▸ TASK GOAL: Find and copy each line of the records where the string "admin" shows up.

▸ THE DATA:
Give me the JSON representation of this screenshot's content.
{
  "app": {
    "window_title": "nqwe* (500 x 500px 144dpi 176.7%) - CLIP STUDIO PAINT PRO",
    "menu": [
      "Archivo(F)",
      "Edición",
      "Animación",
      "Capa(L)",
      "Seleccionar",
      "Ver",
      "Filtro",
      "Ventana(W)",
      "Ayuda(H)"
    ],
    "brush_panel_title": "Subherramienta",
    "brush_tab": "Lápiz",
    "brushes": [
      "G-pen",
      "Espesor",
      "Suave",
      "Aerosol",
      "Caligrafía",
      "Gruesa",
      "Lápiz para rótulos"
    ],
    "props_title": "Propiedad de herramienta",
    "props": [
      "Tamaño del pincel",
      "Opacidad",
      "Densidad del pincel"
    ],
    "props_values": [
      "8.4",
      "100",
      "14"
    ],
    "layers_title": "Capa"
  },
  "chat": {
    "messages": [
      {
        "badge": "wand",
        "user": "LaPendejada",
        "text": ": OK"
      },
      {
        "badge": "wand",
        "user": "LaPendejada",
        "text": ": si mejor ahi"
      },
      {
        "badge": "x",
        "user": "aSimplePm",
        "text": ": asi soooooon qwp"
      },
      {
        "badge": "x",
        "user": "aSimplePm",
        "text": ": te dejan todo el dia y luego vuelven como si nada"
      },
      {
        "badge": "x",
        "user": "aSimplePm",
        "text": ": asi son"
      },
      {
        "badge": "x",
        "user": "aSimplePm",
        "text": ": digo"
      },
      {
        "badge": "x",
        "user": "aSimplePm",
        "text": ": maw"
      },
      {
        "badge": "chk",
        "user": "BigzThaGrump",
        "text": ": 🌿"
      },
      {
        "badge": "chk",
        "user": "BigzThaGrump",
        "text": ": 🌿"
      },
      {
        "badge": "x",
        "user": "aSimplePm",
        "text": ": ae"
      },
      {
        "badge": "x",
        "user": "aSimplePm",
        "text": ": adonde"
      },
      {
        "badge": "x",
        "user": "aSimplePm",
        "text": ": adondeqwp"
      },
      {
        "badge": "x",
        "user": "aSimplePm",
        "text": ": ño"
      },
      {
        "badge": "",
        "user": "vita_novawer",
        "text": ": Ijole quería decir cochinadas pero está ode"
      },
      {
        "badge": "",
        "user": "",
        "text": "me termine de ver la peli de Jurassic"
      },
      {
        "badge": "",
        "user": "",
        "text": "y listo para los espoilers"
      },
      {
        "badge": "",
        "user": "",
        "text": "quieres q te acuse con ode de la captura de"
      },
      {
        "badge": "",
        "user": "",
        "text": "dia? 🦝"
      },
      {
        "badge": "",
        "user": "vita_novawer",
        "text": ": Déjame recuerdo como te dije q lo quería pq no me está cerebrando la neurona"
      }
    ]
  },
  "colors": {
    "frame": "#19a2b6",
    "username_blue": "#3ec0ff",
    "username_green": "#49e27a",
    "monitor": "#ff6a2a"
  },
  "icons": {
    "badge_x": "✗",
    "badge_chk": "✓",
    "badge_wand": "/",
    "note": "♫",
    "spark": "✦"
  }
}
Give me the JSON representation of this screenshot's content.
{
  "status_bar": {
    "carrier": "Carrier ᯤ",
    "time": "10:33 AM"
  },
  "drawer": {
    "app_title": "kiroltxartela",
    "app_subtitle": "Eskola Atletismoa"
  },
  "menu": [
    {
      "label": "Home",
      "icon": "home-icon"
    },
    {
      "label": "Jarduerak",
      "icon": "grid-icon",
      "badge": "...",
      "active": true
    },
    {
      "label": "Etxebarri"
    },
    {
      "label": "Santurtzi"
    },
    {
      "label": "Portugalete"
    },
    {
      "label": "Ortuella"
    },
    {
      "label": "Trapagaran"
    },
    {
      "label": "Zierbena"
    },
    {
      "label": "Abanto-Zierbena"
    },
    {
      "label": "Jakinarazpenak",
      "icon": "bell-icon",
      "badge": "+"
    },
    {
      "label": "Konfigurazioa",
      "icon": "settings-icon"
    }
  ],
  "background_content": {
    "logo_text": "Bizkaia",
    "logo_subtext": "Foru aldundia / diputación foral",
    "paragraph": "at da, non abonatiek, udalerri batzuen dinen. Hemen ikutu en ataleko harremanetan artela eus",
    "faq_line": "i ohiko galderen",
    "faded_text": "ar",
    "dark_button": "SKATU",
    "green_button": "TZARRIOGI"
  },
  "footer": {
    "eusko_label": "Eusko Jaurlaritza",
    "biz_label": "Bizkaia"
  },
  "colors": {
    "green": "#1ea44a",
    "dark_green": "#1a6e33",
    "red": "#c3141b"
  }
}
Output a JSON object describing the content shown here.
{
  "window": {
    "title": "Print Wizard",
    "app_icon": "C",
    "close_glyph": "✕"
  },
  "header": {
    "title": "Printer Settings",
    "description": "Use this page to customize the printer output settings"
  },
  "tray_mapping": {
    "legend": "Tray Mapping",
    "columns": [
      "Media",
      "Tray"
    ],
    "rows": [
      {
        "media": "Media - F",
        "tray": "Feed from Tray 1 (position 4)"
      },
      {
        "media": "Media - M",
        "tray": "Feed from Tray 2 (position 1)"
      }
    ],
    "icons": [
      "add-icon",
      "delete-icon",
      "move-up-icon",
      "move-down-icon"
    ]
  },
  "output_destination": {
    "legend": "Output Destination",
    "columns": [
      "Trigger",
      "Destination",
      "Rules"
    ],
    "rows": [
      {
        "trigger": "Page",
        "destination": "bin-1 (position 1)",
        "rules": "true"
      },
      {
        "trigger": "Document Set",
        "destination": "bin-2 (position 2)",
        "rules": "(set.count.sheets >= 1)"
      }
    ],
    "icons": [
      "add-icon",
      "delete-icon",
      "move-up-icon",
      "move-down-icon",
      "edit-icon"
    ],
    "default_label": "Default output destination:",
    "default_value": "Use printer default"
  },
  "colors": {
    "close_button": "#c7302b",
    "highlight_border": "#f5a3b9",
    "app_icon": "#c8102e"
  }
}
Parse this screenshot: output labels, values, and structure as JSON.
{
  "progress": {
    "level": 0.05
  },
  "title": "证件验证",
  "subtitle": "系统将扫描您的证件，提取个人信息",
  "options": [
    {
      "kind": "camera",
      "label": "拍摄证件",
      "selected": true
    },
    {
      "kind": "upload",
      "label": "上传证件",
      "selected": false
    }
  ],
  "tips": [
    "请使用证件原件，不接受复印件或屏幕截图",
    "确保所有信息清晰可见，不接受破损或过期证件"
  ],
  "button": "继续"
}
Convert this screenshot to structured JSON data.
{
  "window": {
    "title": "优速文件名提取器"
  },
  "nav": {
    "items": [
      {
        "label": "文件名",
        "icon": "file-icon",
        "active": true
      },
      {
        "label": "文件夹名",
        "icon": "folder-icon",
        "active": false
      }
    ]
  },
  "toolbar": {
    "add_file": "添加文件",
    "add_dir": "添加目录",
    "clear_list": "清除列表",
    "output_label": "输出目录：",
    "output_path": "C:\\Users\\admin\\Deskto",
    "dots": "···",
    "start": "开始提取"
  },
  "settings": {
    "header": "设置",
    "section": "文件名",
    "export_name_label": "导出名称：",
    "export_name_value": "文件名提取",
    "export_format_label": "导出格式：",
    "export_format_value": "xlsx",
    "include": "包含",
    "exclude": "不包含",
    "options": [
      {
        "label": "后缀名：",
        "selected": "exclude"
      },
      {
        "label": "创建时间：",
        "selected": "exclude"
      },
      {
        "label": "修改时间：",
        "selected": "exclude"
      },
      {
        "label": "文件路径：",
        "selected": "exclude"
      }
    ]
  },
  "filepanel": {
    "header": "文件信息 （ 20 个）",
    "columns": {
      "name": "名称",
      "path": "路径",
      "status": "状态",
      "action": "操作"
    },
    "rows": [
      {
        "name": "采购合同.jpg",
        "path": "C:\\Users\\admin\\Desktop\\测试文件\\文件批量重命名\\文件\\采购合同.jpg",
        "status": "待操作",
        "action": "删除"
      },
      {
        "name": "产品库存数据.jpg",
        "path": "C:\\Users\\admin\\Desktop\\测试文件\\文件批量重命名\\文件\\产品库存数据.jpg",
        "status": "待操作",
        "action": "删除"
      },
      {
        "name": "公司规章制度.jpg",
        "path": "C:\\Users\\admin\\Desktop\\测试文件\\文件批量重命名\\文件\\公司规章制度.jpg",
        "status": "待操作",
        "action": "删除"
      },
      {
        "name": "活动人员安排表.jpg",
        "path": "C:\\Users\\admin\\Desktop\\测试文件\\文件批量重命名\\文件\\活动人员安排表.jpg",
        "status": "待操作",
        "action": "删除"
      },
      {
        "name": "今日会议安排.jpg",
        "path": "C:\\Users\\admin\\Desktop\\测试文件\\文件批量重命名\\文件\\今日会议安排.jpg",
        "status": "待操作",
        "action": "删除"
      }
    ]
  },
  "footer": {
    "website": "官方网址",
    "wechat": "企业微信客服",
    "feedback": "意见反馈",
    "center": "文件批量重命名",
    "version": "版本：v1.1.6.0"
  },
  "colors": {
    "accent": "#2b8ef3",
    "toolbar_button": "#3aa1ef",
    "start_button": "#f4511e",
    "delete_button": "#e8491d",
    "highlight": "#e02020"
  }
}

▸ EXERCISE RESULT:
    "output_path": "C:\\Users\\admin\\Deskto",
        "path": "C:\\Users\\admin\\Desktop\\测试文件\\文件批量重命名\\文件\\采购合同.jpg",
        "path": "C:\\Users\\admin\\Desktop\\测试文件\\文件批量重命名\\文件\\产品库存数据.jpg",
        "path": "C:\\Users\\admin\\Desktop\\测试文件\\文件批量重命名\\文件\\公司规章制度.jpg",
        "path": "C:\\Users\\admin\\Desktop\\测试文件\\文件批量重命名\\文件\\活动人员安排表.jpg",
        "path": "C:\\Users\\admin\\Desktop\\测试文件\\文件批量重命名\\文件\\今日会议安排.jpg",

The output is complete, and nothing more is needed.